Dr Cresswell makes no bones about last summer's row influencing his current demand. "That was resolved reasonably well by Ofqual asking us to adjust our standards in the direction of greater leniency to bring us into line with the other two," he says. "However, one can think of the same thing brewing up and Ofqual actually needing the power to tell an awarding body that it needs to adjust its standards."
He believes the mere knowledge that the regulator had that power could nip further disputes in the bud.
The other two boards have not raised the same concerns. In fact, Simon Lebus, Cambridge Assessment's chief executive, explicitly rejects them. "Ofqual has very extensive authority and more than adequate scope to get involved in these matters," he says. "There is nothing that has prevented it from intervening in the past."
So, could AQA's concerns be prompted by fears it has about its rivals in a very competitive market? If so, Dr Cresswell is not admitting it. He rejects any suggestion that it is the exam boards that would be to blame for future disputes, insisting that "generally standards between the awarding bodies are well aligned".
Instead, he points to comparisons made by third parties, such as online teacher groups, suggesting that a qualification from one board might be easier to pass than another. Such exercises, he says, are misleading because they do not compare like with like. The profile of candidates sitting one board might be very different from another's. OCR, for example, tends to be popular in the independent sector, partly for historical reasons. Ofqual needs to be clear on such matters, simply to give the public reassurance, he says.

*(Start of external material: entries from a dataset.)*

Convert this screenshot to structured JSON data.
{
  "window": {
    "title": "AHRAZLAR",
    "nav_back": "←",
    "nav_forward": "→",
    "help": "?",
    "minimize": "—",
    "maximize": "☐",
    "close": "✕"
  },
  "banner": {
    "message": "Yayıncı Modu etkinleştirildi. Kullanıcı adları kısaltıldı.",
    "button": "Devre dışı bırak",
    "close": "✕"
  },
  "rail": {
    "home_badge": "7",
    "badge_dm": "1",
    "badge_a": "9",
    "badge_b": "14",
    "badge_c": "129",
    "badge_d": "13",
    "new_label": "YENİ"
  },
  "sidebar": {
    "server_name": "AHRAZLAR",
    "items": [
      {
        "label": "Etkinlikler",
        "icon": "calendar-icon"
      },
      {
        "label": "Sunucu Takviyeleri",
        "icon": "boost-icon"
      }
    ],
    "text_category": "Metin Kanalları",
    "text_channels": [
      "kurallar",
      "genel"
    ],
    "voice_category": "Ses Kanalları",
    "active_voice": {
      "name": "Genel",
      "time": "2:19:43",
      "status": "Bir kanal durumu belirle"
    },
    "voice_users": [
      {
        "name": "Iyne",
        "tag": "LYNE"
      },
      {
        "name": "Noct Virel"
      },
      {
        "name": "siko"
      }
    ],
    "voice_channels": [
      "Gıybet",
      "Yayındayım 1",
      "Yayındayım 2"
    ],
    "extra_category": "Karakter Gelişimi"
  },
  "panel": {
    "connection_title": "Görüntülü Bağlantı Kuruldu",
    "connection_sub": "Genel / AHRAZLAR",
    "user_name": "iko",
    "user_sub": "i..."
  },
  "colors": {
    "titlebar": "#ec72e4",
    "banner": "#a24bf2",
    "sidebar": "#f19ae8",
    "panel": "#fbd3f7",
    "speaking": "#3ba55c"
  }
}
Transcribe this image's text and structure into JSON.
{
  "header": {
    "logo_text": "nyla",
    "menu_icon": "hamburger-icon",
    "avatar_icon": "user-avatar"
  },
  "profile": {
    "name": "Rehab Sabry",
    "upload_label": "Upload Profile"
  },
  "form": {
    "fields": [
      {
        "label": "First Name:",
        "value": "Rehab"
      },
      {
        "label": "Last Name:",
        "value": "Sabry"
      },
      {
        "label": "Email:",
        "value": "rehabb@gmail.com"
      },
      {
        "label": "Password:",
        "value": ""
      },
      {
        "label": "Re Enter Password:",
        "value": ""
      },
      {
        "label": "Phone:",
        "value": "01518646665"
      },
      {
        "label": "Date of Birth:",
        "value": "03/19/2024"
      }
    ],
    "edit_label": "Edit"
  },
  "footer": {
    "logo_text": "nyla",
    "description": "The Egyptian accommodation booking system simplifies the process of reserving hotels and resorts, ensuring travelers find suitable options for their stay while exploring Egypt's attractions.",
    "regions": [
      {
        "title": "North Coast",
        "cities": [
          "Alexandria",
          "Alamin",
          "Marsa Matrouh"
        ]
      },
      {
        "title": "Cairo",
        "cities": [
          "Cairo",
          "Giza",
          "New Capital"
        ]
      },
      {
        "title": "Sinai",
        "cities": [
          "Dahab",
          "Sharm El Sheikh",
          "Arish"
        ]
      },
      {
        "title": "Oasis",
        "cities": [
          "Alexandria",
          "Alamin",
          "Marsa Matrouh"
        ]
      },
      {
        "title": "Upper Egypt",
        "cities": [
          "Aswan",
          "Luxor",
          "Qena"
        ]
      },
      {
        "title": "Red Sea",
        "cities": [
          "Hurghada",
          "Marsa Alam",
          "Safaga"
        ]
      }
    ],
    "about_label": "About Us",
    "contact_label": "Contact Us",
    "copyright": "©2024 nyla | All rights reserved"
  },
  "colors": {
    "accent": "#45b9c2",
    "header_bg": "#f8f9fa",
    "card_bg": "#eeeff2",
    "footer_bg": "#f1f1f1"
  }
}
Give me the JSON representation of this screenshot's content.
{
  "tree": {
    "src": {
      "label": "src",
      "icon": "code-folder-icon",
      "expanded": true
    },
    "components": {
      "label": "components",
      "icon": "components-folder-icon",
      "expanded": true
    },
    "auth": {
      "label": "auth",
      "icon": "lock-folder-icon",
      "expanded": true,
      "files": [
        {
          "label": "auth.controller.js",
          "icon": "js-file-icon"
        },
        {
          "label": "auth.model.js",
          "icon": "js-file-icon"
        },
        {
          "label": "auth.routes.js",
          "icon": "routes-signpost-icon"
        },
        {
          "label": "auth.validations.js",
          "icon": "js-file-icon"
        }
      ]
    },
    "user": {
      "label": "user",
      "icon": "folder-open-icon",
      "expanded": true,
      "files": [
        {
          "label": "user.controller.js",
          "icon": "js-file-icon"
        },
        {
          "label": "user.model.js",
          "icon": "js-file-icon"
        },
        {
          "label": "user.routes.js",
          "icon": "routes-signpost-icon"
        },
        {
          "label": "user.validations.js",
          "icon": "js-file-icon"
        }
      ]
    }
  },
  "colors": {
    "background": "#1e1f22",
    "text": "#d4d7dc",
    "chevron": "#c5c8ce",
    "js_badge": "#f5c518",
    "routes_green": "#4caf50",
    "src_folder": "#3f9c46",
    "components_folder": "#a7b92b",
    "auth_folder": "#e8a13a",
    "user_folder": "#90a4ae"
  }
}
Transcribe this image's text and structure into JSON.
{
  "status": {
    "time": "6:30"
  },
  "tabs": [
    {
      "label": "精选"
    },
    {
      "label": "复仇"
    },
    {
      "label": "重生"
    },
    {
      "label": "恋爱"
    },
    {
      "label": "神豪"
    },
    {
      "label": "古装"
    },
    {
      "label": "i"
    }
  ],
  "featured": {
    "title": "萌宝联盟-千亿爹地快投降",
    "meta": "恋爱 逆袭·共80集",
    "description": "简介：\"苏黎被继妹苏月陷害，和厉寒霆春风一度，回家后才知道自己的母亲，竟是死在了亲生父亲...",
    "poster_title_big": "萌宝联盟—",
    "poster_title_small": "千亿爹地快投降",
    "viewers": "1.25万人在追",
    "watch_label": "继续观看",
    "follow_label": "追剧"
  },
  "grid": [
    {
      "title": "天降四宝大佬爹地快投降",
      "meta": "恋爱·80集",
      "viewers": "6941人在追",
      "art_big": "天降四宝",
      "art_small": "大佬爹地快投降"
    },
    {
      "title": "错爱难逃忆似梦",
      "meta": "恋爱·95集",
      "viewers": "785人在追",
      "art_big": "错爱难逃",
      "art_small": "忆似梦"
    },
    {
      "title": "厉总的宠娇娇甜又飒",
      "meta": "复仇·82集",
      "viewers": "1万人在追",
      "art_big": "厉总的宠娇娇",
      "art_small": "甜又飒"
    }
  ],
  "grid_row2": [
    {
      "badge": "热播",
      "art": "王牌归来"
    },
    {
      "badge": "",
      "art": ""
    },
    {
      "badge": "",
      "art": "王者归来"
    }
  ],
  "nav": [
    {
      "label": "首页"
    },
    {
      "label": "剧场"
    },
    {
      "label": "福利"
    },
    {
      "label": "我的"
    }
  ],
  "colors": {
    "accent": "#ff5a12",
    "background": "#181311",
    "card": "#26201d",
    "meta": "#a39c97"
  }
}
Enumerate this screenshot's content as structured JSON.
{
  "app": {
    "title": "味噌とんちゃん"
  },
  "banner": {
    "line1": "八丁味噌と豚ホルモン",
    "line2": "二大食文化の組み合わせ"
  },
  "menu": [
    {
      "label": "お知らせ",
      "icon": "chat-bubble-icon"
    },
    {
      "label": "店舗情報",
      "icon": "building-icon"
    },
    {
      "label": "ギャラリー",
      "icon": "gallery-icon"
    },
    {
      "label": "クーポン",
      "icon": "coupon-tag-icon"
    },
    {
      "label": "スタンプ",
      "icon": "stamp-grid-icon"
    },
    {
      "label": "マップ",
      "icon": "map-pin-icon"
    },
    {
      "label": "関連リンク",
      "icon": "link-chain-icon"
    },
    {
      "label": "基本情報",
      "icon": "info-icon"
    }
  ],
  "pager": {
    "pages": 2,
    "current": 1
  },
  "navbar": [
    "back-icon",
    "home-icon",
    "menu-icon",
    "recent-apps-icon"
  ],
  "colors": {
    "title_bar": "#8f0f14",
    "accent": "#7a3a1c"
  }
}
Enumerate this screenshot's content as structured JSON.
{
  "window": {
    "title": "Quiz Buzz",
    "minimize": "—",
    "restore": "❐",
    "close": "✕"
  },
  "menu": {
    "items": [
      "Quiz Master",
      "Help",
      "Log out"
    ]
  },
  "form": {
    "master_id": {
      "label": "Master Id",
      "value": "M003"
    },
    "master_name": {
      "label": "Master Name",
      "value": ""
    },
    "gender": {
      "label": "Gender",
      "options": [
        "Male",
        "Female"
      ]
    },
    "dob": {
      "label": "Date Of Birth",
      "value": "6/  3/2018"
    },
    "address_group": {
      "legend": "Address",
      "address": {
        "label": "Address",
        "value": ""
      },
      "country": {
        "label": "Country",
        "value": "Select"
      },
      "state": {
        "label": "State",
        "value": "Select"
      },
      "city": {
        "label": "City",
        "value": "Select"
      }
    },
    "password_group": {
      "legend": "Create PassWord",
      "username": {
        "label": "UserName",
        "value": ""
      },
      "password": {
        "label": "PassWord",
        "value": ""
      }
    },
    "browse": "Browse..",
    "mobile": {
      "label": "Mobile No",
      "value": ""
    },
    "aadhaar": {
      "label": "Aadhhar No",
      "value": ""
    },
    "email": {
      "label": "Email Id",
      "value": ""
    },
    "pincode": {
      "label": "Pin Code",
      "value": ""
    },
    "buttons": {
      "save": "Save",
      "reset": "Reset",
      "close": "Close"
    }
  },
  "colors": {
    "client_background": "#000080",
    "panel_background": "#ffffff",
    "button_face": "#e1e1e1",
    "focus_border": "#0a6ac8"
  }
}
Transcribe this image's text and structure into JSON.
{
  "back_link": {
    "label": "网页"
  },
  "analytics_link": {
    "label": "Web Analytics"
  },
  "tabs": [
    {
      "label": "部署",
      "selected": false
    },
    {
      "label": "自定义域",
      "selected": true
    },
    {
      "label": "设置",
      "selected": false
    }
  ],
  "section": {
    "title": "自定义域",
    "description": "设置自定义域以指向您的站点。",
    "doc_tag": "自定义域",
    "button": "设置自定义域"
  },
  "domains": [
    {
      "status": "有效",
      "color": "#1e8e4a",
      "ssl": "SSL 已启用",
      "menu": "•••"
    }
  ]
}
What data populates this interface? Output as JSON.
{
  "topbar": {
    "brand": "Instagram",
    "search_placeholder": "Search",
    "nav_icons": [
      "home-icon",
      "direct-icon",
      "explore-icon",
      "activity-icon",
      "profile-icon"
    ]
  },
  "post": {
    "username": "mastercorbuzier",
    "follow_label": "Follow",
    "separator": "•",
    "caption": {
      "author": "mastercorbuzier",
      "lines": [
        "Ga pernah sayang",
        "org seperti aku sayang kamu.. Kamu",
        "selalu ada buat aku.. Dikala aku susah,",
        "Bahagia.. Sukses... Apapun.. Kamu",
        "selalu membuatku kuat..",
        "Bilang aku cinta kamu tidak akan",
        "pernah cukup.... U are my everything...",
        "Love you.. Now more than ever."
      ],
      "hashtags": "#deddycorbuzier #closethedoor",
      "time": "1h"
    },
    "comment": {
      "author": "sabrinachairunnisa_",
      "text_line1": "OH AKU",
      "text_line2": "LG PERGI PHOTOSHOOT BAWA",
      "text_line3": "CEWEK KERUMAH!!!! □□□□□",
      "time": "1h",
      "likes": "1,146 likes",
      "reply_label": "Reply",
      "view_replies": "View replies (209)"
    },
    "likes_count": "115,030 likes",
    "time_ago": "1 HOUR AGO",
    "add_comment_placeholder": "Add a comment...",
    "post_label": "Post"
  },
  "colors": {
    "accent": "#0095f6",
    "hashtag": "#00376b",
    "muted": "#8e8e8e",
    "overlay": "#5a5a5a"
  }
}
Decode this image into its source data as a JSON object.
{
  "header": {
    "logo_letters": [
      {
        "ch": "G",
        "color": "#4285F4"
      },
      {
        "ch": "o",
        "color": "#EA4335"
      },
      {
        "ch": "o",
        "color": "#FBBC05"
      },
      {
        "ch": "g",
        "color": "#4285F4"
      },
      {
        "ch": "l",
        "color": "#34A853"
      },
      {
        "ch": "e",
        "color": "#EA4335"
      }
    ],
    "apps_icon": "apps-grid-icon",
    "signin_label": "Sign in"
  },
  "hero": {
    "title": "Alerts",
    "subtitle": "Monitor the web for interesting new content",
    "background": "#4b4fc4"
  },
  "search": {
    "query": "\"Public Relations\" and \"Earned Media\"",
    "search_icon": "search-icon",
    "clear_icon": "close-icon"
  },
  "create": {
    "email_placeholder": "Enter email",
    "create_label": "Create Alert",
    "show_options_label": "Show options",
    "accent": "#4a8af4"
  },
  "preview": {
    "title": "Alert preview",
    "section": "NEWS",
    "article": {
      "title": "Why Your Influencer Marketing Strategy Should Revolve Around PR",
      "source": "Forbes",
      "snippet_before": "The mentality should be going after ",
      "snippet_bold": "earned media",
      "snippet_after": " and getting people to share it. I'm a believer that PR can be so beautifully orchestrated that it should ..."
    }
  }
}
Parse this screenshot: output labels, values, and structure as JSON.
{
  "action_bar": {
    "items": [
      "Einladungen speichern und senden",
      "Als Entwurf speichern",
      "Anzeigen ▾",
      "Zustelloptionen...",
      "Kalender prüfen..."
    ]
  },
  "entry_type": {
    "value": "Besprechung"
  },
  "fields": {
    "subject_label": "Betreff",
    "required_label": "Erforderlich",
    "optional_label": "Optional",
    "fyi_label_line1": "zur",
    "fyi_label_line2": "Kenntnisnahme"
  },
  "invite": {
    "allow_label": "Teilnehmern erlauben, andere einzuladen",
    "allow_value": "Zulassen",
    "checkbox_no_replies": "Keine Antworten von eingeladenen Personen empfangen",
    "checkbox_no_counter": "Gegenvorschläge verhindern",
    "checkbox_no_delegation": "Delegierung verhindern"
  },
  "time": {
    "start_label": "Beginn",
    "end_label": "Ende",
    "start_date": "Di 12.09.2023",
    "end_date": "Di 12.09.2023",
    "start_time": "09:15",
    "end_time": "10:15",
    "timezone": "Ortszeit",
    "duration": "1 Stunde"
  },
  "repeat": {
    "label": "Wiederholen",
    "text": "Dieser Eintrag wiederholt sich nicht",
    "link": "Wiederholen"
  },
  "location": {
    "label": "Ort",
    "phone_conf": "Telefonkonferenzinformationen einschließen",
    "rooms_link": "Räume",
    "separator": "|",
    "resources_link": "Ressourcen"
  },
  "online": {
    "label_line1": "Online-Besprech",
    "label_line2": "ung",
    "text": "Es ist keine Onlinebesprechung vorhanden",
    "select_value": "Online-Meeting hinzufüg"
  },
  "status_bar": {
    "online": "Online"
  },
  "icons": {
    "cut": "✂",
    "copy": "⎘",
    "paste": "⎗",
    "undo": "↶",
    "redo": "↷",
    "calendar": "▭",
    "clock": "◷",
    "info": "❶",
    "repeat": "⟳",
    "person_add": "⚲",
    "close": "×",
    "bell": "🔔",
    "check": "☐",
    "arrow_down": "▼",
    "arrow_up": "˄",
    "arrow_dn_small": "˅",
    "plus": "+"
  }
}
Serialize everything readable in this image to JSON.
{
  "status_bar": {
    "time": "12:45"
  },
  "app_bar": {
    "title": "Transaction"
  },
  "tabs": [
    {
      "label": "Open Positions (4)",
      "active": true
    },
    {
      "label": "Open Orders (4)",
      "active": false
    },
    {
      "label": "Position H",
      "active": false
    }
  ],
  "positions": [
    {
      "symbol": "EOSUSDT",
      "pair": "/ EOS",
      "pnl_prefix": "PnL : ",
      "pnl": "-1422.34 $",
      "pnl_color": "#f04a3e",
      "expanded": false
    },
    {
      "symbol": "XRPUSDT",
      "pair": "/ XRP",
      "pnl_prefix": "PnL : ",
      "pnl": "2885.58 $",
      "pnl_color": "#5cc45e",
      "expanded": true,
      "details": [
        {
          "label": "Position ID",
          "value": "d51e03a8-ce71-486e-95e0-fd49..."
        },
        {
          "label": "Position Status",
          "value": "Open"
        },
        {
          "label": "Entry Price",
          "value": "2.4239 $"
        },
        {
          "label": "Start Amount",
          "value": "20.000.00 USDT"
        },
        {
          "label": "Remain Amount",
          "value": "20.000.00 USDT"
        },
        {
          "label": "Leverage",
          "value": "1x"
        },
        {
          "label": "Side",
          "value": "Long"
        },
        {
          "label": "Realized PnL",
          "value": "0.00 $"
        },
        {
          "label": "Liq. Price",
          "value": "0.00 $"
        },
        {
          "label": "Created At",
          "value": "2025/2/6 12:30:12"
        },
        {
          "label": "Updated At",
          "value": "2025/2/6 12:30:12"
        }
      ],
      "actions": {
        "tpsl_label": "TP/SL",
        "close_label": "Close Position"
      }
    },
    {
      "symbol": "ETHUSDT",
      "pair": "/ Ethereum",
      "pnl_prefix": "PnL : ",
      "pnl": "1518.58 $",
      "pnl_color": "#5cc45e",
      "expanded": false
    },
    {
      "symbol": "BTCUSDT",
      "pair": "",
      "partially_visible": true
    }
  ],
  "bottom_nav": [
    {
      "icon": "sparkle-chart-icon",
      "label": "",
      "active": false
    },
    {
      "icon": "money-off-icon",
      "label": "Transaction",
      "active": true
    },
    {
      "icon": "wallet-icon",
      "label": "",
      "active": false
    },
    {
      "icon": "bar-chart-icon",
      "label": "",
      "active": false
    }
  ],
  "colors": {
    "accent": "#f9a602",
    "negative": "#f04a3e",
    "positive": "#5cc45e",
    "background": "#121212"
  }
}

But the truth is that although the exam boards have a duty to maintain standards, there is a competing pressure - the desire to improve market share. It is easy to see how the two could become confused. Where schools are desperate to do better in the league tables, a suggestion, however false, that one qualification is easier than another could have big financial benefits for the board offering it. And evidence has emerged that at least one board has been sailing close to the wind.
Last month, The Daily Telegraph reported that Edexcel, the only privately owned board of the big three, had given a presentation to teachers entitled "Get better results". It went on to say that its GCSE syllabus for RE "allows for better results for all your students".
Edexcel insists its pass marks are set according to "strict regulatory scrutiny" and that it has developed methods to support teachers in preparing for exams. But it is cases such as this that demonstrate not just the need for Ofqual to be a strong independent regulator, but also how difficult that job could be.
WHO WANTS WHAT
- Ofqual's power to cap exam fees should not deter boards from developing innovative qualifications.
- It should try to resolve the annual "dumbing down" debate by drawing on international comparisons.
- Ofqual should have a new duty to deliver qualifications on time.
- Accountability should be tougher, with more details in its annual report to Parliament.
- There should be clearer statutory checks on ministerial interference: on design and specification of qualifications; on appointments to the Ofqual board; and on exam fee caps.
- Wants Ofqual to have explicit power to intervene over setting standards for particular qualifications.
- It should report on how it has met its objectives rather than just fulfilled its functions.
- It should give guidance on unresolved issues:
Should candidates who sit a single final exam be given extra credit compared to those who reach the same level over separate modules?
Should pupils taking qualifications in the first years they are offered get extra marks?
Do multiple choice tests have an intrinsic weakness that prevents them from delivering a proper standard of assessment?